* The 1997 AAAI Workshop on AI Approaches to Fraud Detection and Risk Management brought together over 50 researchers and practitioners to discuss problems of fraud detection, computer intrusion detection, and risk scoring. This article presents highlights, including discussions of problematic issues that are common to these application domains, and proposed solutions that apply a variety of AI techniques.
The Workshop on AI Approaches to Fraud Detection and Risk Management, held in conjunction with the Fourteenth National Conference on Artificial Intelligence (AAAI-97), was held in Providence, Rhode Island, on 27 July 1997. There were over 50 attendees, with a balanced mix of university and industry researchers. The organizing committee consisted of Tom Fawcett and Foster Provost of Bell Atlantic Science and Technology, Ira Haimowitz of General Electric Corporate Research and Development, and Salvatore Stolfo of Columbia University.
The purpose of the workshop was to gather researchers and practitioners working in the areas of risk management, fraud detection, and computer intrusion detection. We sought participants to discuss and explore common issues in the application of AI technologies to these problems, share their experiences in deploying AI approaches and techniques, and develop a deeper understanding of both the complexity of the problems and the effectiveness of various solutions. To our knowledge, this workshop was the first forum bringing together researchers and practitioners doing work in these three related areas.
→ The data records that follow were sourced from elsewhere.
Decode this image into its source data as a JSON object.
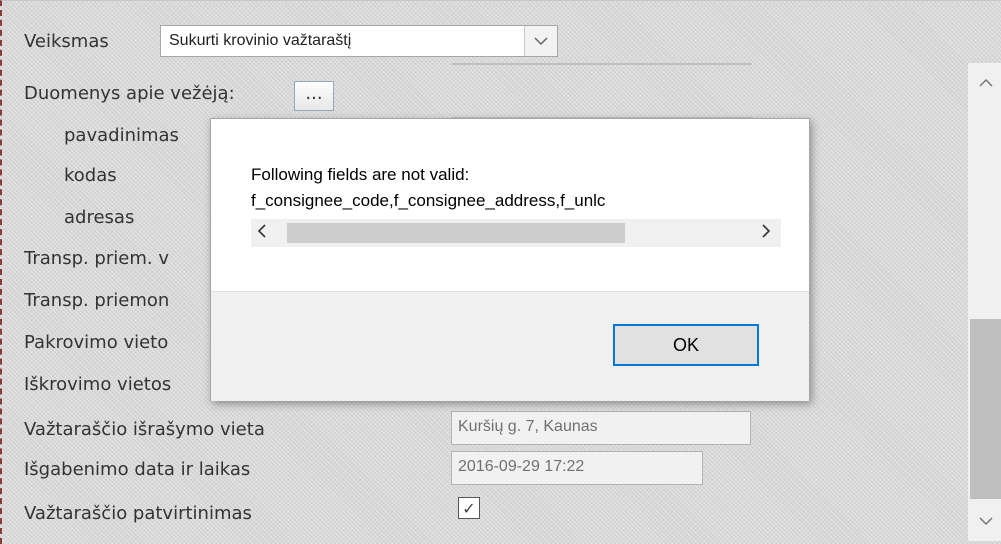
{
  "form": {
    "veiksmas_label": "Veiksmas",
    "veiksmas_value": "Sukurti krovinio važtaraštį",
    "carrier_label": "Duomenys apie vežėją:",
    "carrier_button": "...",
    "pavadinimas_label": "pavadinimas",
    "kodas_label": "kodas",
    "adresas_label": "adresas",
    "transp_priem_v_label": "Transp. priem. v",
    "transp_priemon_label": "Transp. priemon",
    "pakrovimo_label": "Pakrovimo vieto",
    "iskrovimo_label": "Iškrovimo vietos",
    "israsymo_label": "Važtaraščio išrašymo vieta",
    "israsymo_value": "Kuršių g. 7, Kaunas",
    "isgabenimo_label": "Išgabenimo data ir laikas",
    "isgabenimo_value": "2016-09-29 17:22",
    "patvirtinimas_label": "Važtaraščio patvirtinimas",
    "patvirtinimas_checked": "✓"
  },
  "dialog": {
    "message_line1": "Following fields are not valid:",
    "message_line2": "f_consignee_code,f_consignee_address,f_unlc",
    "ok_label": "OK"
  },
  "icons": {
    "dropdown": "chevron-down-icon",
    "scroll_up": "chevron-up-icon",
    "scroll_down": "chevron-down-icon",
    "scroll_left": "chevron-left-icon",
    "scroll_right": "chevron-right-icon"
  },
  "colors": {
    "accent": "#0078d7"
  }
}
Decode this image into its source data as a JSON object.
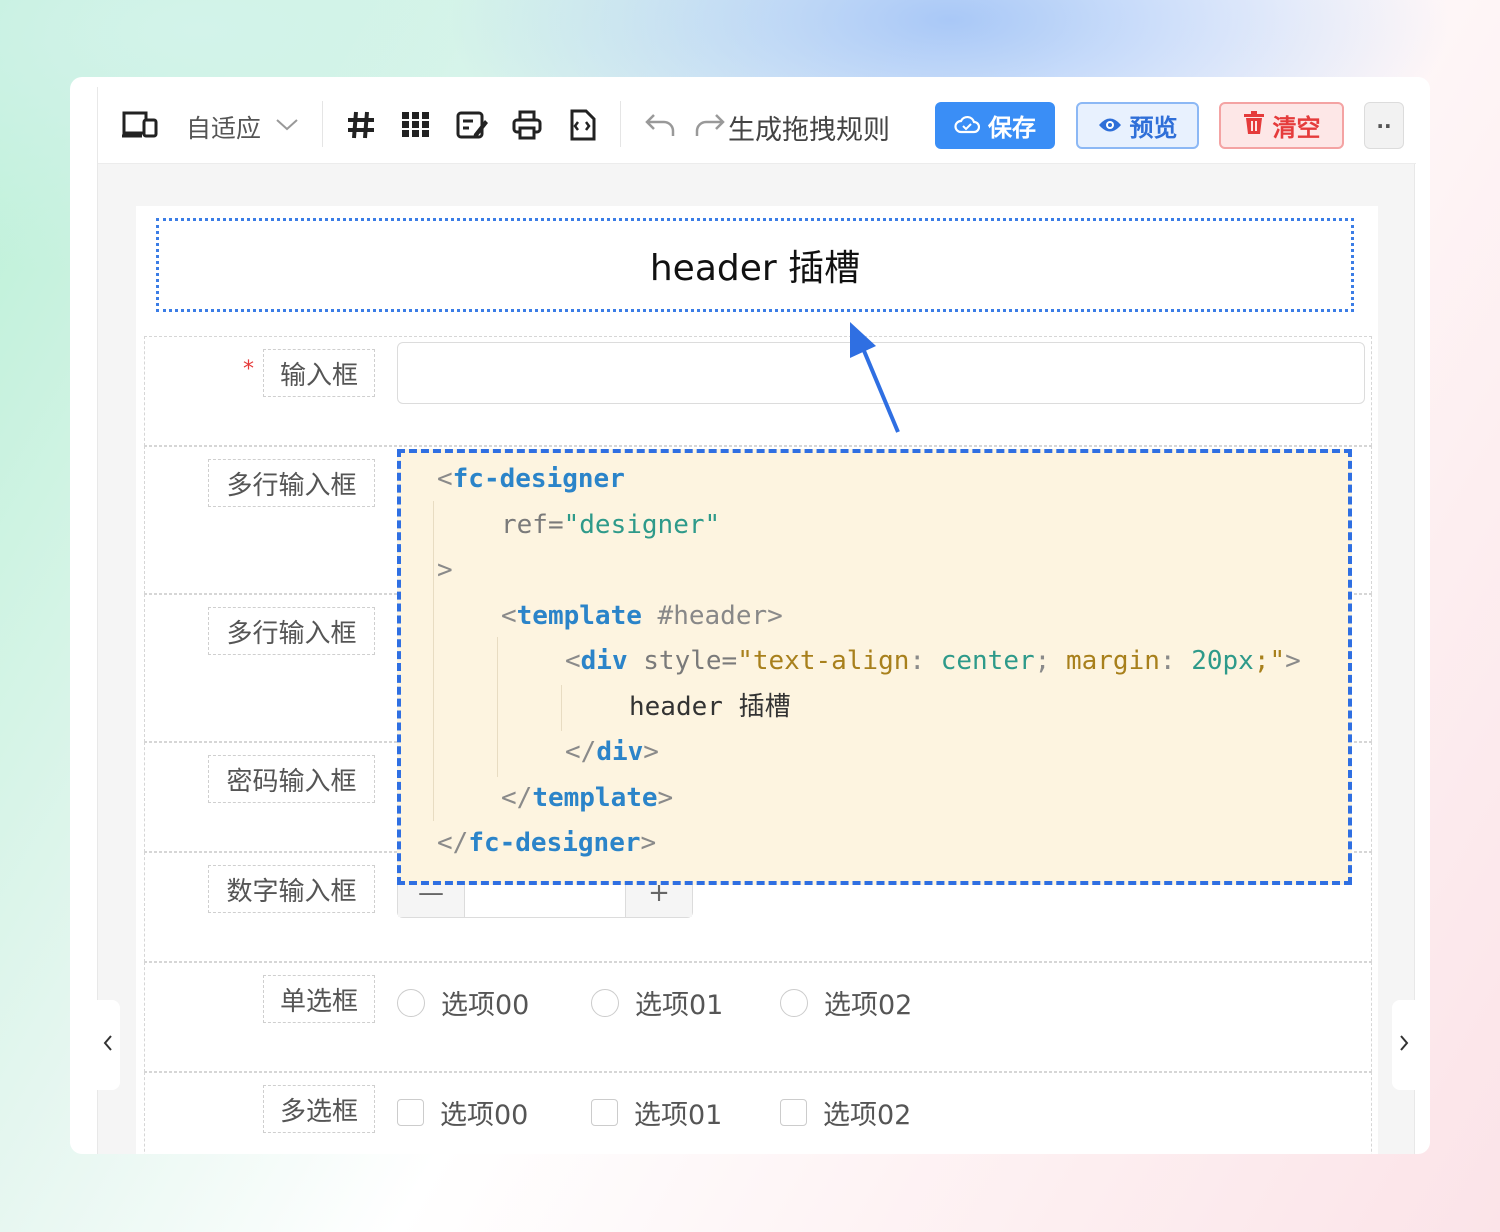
{
  "toolbar": {
    "device_mode": "自适应",
    "rule_label": "生成拖拽规则",
    "save_label": "保存",
    "preview_label": "预览",
    "clear_label": "清空",
    "more_label": "··"
  },
  "canvas": {
    "header_slot": "header 插槽",
    "fields": [
      {
        "label": "输入框",
        "required": "*"
      },
      {
        "label": "多行输入框"
      },
      {
        "label": "多行输入框"
      },
      {
        "label": "密码输入框"
      },
      {
        "label": "数字输入框"
      },
      {
        "label": "单选框",
        "options": [
          "选项00",
          "选项01",
          "选项02"
        ]
      },
      {
        "label": "多选框",
        "options": [
          "选项00",
          "选项01",
          "选项02"
        ]
      }
    ],
    "stepper_minus": "—",
    "stepper_plus": "+"
  },
  "code": {
    "l1_tag": "fc-designer",
    "l2_attr": "ref=",
    "l2_val": "\"designer\"",
    "l4_tag": "template",
    "l4_attr": "#header",
    "l5_tag": "div",
    "l5_attr": "style=",
    "l5_q1": "\"",
    "l5_prop1": "text-align",
    "l5_val1": "center",
    "l5_prop2": "margin",
    "l5_val2": "20px",
    "l5_q2": ";\"",
    "l6_text": "header 插槽",
    "l7_tag": "div",
    "l8_tag": "template",
    "l9_tag": "fc-designer"
  },
  "colors": {
    "accent": "#3a8ef6",
    "danger": "#e53b3b",
    "code_bg": "#fdf4e0",
    "slot_border": "#3b7de6"
  }
}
Risk management, fraud detection, and intrusion detection all involve monitoring the behavior of populations of users (or their accounts) to estimate, plan for, avoid, or detect risk. In his paper, Til Schuermann (Oliver, Wyman, and Company) categorizes risk into market risk, credit risk, and operating risk (or fraud). Similarly, Barry Glasgow (Metropolitan Life Insurance Co.) discusses inherent risk versus fraud. This workshop focused primarily on what might loosely be termed "improper behavior," which includes fraud, intrusion, delinquency, and account defaulting. However, Glasgow does discuss the estimation of "inherent risk, " which is the bread and butter of insurance firms.
Problems of predicting, preventing, and detecting improper behavior share characteristics that complicate the application of existing AI and machine-learning technologies. In particular, these problems often have or require more than one of the following that complicate the technical problem of automatically learning predictive models: large volumes of (historical) data, highly skewed distributions ("improper behavior" occurs far less frequently than "proper behavior"), changing distributions (behaviors change over time), widely varying error costs (in certain contexts, false positive errors are far more costly than false negatives), costs that change over time, adaptation of undesirable behavior to detection techniques, changing patterns of legitimate behavior, the trading of accuracy for timely decisions, and social issues (privacy, discrimination, "redlining"). The following paragraphs amplify a few of these issues.
First, the probability of a bad event is extremely small in certain contexts, ranging from three to four percent of consumer credit delinquencies to fractions of one percent of fraudulent transactions.
Second, unequal, often business-driven weights are given to false positive and false negative predictions. A false negative means that fraud, bad credit, or intrusion passes unnoticed, with potential loss of revenue or security. However, a false positive means a false accusation of fraud or risk that might send away a valuable customer; lose money in challenging what is otherwise a legitimate transaction; or, in extreme cases, be the flash point for litigation.
Third, the patterns of the bad incidents change over time. For example, as fraud-detection systems become more accurate, the perpetrators invent new means of committing undetectable fraud. …